- Solution: This can be effective (all your characters are either good or bad, so it only stands to reason that at some point, you’ll have a killer who’s a “good” person), but you have to lay the proper clues, use red herrings, and have the right motivations. If you use this one, try making him a suspect early, then clearing him, only to have your initial suspicions prove correct. Or try making a different good guy being a suspect instead.
- Bad guy gets away when hero turns her head
- Solution: This is good to extend a series, but we’ve seen it before. If you’re going to do this, why not operate in shades of gray and let your cop decide to let your villain run? That will make her have a lot of guilt when, in book two, he breaks his promise and starts killing again. Or is it really him… Yep, it’s a much better way to extend a series.
- Aliens look like humans
- Solution: Make them look like absolutely anything else. Look up monsters on Google. Make them be microscopic parasites. Use your imagination.
- Crystals as a power source (especially unlimited power)
- Solution: Again, there are any number of things that can power something. I’m no scientist, but I can read a few articles and cobble together some jargon that sounds accurate (ish) for whatever I need. If you aren’t comfortable reading scientific journals and figuring out what to say, read articles geared for children. Talk to a science teacher. Watch a science channel on TV or YouTube. You’d be surprised at the information you can find and the concepts you can grasp rather quickly. It won’t take long to create an authentic (or at least an authentic-sounding) power source that’s a fresh take on an old concept.
- Mercenary at the rowdy bar where all species hang out
- Solution: I’m the first to admit the cantina scene in Star Wars: A New Hope is a favorite of mine (and Han absolutely shot first), but we’ve seen this scene a ton of times. Where else can you have this mercenary? Where might be the most interesting place? A worship hall? An orphanage, doing charity work? Having high tea with his grandmother at a fancy restaurant? Do something incongruous with him. Or her.
- Planetary ruler instead of a UN kind of body representing all the land masses

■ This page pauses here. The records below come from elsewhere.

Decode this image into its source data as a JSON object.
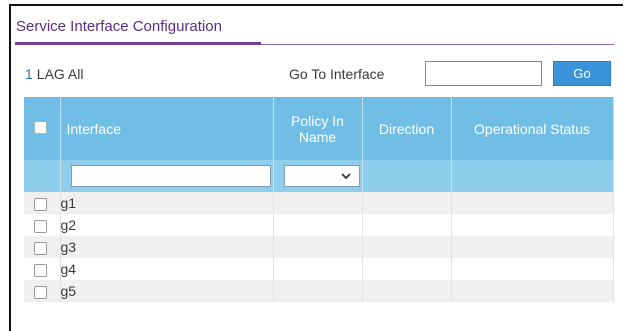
{
  "section": {
    "title": "Service Interface Configuration"
  },
  "scope": {
    "count": "1",
    "label": "LAG All"
  },
  "goto": {
    "label": "Go To Interface",
    "value": "",
    "button_label": "Go"
  },
  "table": {
    "columns": [
      "Interface",
      "Policy In Name",
      "Direction",
      "Operational Status"
    ],
    "rows": [
      {
        "interface": "g1"
      },
      {
        "interface": "g2"
      },
      {
        "interface": "g3"
      },
      {
        "interface": "g4"
      },
      {
        "interface": "g5"
      }
    ]
  },
  "icons": {
    "dropdown": "chevron-down-icon"
  },
  "colors": {
    "header_blue": "#70bde6",
    "button_blue": "#3b93d8",
    "title_purple": "#5a2d81"
  }
}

- Solution: Stop having a dictator over the entire planet. Planets are huge. It’s unlikely there’s one person ruling the entire globe. If there is a planetary government, it will be UN-like, with representatives from all the lands sitting on a board or congress of some sort. (Yes, there could be a ruler of that, but show this body instead of that one supreme ruler. No more Emperor Mings.)
- Beating the big bad immediately kills all alien soldiers
- Solution: Just don’t do that. I cut Marvel a lot of slack because I’m a huge RDJ fan, but even I struggled to make the leap when the nuke that Tony sent through the worm hole somehow killed the living army on Earth. Make sure your kills make sense.
Like last time, the solutions were eliminations or completely changing things. Everything was a matter of subverting the reader’s expectations. If you can surprise the reader (in a good way), you’ll leave them with a favorable impression and a desire for more.
So, did I miss any? Can you add to the lists? Let’s talk about it.